Capitol Media Services
PHOENIX — A federal judge has permanently blocked Arizona from cutting off funds to Planned Parenthood solely because the organization also performs abortions.
In an 11-page ruling, Judge Neil Wake said legislation approved last year violates federal laws which say that those enrolled in the Medicaid program are entitled to get their services from any qualified medical provider.
He said there was no evidence presented that Planned Parenthood is not qualified to offer family planning services. Instead, Wake said, the law is simply an attempt by legislators to prevent Planned Parenthood from getting any federal or state funds, no matter for what they are used.
Wake’s ruling is no surprise.
In October he had blocked the state from enforcing the law while the issue was being litigated. Wake said he has seen nothing since which convinces him the state can do what it wants.
Attorneys for the state already are asking the 9th U.S. Circuit Court of Appeals to overturn that preliminary injunction.
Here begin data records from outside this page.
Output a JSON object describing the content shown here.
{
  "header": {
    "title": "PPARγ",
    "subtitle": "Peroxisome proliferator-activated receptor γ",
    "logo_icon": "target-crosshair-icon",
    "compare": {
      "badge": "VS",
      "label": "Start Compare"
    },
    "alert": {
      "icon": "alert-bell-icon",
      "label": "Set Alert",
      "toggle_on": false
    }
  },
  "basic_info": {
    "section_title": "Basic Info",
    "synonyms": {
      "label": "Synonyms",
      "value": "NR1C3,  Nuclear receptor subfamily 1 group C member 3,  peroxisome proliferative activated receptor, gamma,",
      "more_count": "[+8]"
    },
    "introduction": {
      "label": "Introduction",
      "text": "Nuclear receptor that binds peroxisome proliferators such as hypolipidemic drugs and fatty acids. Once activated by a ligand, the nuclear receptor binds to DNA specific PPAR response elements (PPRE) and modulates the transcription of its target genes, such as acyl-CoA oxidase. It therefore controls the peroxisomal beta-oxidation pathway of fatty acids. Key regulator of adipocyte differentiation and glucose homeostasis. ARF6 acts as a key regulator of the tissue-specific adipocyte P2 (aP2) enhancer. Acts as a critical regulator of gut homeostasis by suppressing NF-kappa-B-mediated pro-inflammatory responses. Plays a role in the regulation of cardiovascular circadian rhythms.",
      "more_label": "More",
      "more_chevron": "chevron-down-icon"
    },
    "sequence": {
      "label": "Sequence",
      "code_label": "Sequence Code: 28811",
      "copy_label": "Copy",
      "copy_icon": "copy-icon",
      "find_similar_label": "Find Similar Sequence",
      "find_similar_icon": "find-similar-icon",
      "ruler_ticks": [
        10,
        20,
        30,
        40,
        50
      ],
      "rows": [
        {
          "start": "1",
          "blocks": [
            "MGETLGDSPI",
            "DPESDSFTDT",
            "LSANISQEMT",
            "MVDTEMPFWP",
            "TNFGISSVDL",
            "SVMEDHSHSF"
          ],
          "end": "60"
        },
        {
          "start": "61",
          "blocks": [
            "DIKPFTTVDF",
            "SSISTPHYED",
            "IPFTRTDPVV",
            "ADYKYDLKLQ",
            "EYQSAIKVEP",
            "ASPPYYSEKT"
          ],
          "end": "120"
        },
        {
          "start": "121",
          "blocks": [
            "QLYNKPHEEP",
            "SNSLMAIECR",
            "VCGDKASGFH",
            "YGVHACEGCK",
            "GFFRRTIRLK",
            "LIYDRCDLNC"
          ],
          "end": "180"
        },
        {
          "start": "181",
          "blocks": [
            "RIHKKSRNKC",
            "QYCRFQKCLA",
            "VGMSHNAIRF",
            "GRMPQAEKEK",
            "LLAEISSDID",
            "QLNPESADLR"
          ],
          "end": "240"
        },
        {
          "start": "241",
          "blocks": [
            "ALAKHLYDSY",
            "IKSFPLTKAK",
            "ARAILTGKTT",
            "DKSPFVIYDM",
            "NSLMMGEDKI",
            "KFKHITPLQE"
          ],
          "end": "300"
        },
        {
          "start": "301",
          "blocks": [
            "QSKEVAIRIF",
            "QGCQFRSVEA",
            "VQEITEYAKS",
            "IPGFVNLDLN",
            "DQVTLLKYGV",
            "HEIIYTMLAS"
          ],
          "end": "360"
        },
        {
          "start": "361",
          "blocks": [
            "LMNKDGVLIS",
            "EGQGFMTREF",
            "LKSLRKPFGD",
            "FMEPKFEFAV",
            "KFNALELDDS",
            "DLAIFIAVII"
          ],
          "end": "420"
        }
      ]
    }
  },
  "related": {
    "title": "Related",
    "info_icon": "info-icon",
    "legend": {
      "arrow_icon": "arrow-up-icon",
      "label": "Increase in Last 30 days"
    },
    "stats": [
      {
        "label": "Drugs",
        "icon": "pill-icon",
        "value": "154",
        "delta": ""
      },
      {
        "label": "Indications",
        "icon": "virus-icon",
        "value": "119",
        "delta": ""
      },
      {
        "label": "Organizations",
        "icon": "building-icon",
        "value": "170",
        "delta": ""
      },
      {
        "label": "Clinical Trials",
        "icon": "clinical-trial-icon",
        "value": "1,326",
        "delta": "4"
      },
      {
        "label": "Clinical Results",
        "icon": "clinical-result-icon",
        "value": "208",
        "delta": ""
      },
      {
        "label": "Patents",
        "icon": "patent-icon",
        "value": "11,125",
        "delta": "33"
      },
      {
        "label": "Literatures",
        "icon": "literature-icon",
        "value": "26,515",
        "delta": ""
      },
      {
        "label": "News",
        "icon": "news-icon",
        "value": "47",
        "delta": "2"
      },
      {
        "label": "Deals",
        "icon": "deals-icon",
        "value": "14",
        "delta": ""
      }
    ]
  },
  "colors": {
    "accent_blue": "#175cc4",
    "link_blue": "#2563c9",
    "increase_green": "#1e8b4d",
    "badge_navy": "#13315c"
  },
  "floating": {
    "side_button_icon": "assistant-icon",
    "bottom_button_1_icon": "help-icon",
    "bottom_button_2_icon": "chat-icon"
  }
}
Wake’s new ruling is likely to also end up before the same court.
Both Arizona and federal laws already bar the use of public funds for abortions that are not medically necessary.
But the state, as part of its participation in the federal Medicaid program, provides family planning services for needy women. The federal government pays 90 percent, with the state covering the balance.
Medicaid law also permits eligible women to choose from any qualified provider. And that has included Planned Parenthood.
Last year, though, lawmakers added a provision to the law to decide that any organization that also provides abortions cannot be a “qualified provider.” Wake, in his new ruling, said the state cannot do that.
“The Arizona act violates the freedom of choice provision of the Medicaid Act precisely because every Medicaid beneficiary has the right to select any qualified health care provider,” the judge wrote.
He specifically rejected the state’s argument that lawmakers can unilaterally decide who is qualified — and conclude that abortion providers are not qualified. Wake said the law “unambiguously refers to the provider’s fitness to render the medical services required,” not anything beyond that.
Rep. Justin Olson, R-Mesa, who sponsored the legislation, said the law is needed to prevent indirect government subsidies of abortions. He argued that if the government gives money to help Planned Parenthood pay for its other expenses like family planning, that frees up those funds for abortions.
That is the theme of the state’s existing appeal to the 9th Circuit.
Steven Aden, an attorney with the privately funded Alliance Defending Freedom that is helping the state defend the law, said blocking the law “would frustrate the public’s interest, expressed through its elected representatives, in ensuring that taxpayer dollars do not directly or indirectly support abortions.”
Aden also is arguing the state has sovereign rights in determining who can participate in the Arizona Health Care Cost Containment System, the state’s Medicaid program. He said it is irrelevant that most of the funds for the program come from the federal government.